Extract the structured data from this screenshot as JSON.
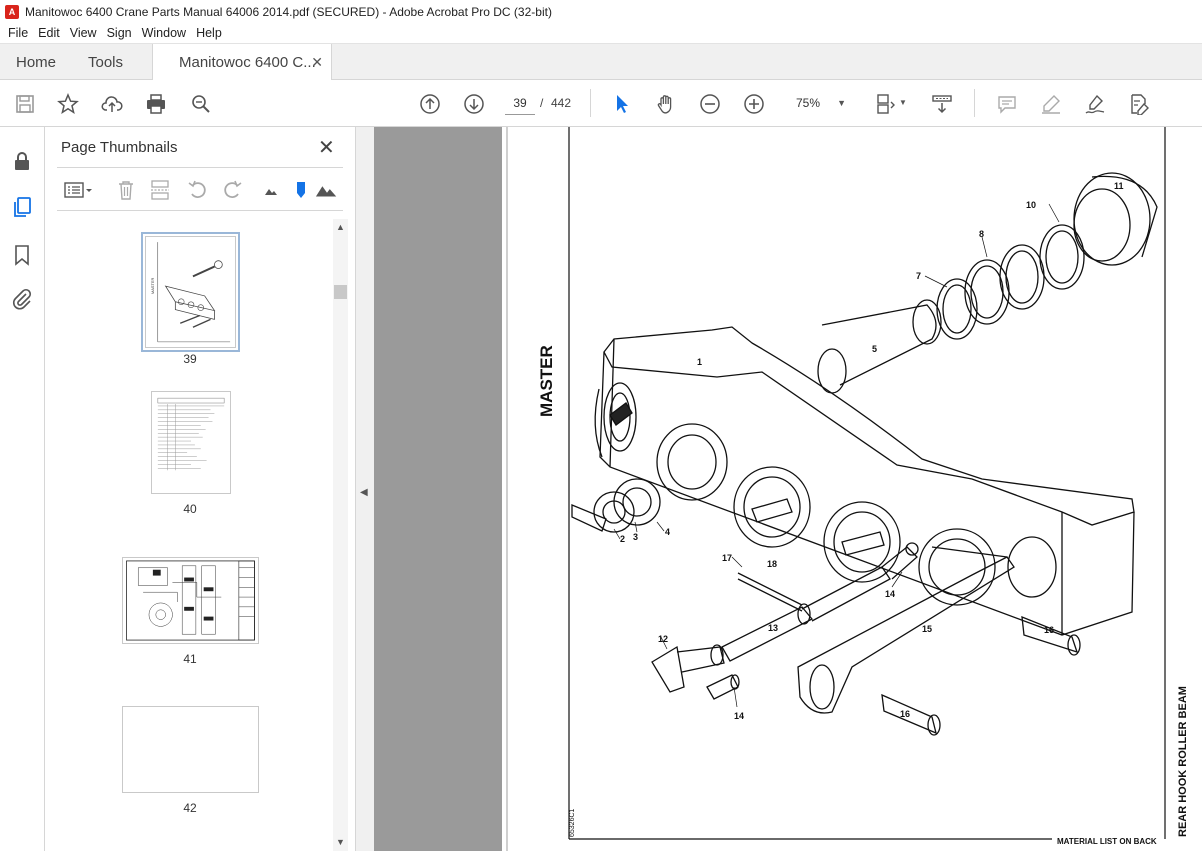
{
  "window": {
    "title": "Manitowoc 6400 Crane Parts Manual 64006 2014.pdf (SECURED) - Adobe Acrobat Pro DC (32-bit)"
  },
  "menu": [
    "File",
    "Edit",
    "View",
    "Sign",
    "Window",
    "Help"
  ],
  "tabs": {
    "home": "Home",
    "tools": "Tools",
    "document": "Manitowoc 6400 C..."
  },
  "toolbar": {
    "page_current": "39",
    "page_separator": "/",
    "page_total": "442",
    "zoom": "75%"
  },
  "panel": {
    "title": "Page Thumbnails",
    "thumbnails": [
      {
        "label": "39",
        "selected": true
      },
      {
        "label": "40",
        "selected": false
      },
      {
        "label": "41",
        "selected": false
      },
      {
        "label": "42",
        "selected": false
      }
    ]
  },
  "drawing": {
    "master_label": "MASTER",
    "side_title": "REAR HOOK ROLLER BEAM",
    "footer": "MATERIAL LIST ON BACK",
    "drawing_number": "65326C1",
    "callouts": [
      "1",
      "2",
      "3",
      "4",
      "5",
      "7",
      "8",
      "10",
      "11",
      "12",
      "13",
      "14",
      "14",
      "15",
      "16",
      "16",
      "17",
      "18"
    ]
  },
  "colors": {
    "accent_blue": "#1473e6",
    "app_red": "#d9241b",
    "doc_background": "#9a9a9a"
  }
}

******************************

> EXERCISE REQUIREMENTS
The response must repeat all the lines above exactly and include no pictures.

> ANSWER TO THIS PROBLEM
Extract the structured data from this screenshot as JSON.
{
  "window": {
    "title": "Manitowoc 6400 Crane Parts Manual 64006 2014.pdf (SECURED) - Adobe Acrobat Pro DC (32-bit)"
  },
  "menu": [
    "File",
    "Edit",
    "View",
    "Sign",
    "Window",
    "Help"
  ],
  "tabs": {
    "home": "Home",
    "tools": "Tools",
    "document": "Manitowoc 6400 C..."
  },
  "toolbar": {
    "page_current": "39",
    "page_separator": "/",
    "page_total": "442",
    "zoom": "75%"
  },
  "panel": {
    "title": "Page Thumbnails",
    "thumbnails": [
      {
        "label": "39",
        "selected": true
      },
      {
        "label": "40",
        "selected": false
      },
      {
        "label": "41",
        "selected": false
      },
      {
        "label": "42",
        "selected": false
      }
    ]
  },
  "drawing": {
    "master_label": "MASTER",
    "side_title": "REAR HOOK ROLLER BEAM",
    "footer": "MATERIAL LIST ON BACK",
    "drawing_number": "65326C1",
    "callouts": [
      "1",
      "2",
      "3",
      "4",
      "5",
      "7",
      "8",
      "10",
      "11",
      "12",
      "13",
      "14",
      "14",
      "15",
      "16",
      "16",
      "17",
      "18"
    ]
  },
  "colors": {
    "accent_blue": "#1473e6",
    "app_red": "#d9241b",
    "doc_background": "#9a9a9a"
  }
}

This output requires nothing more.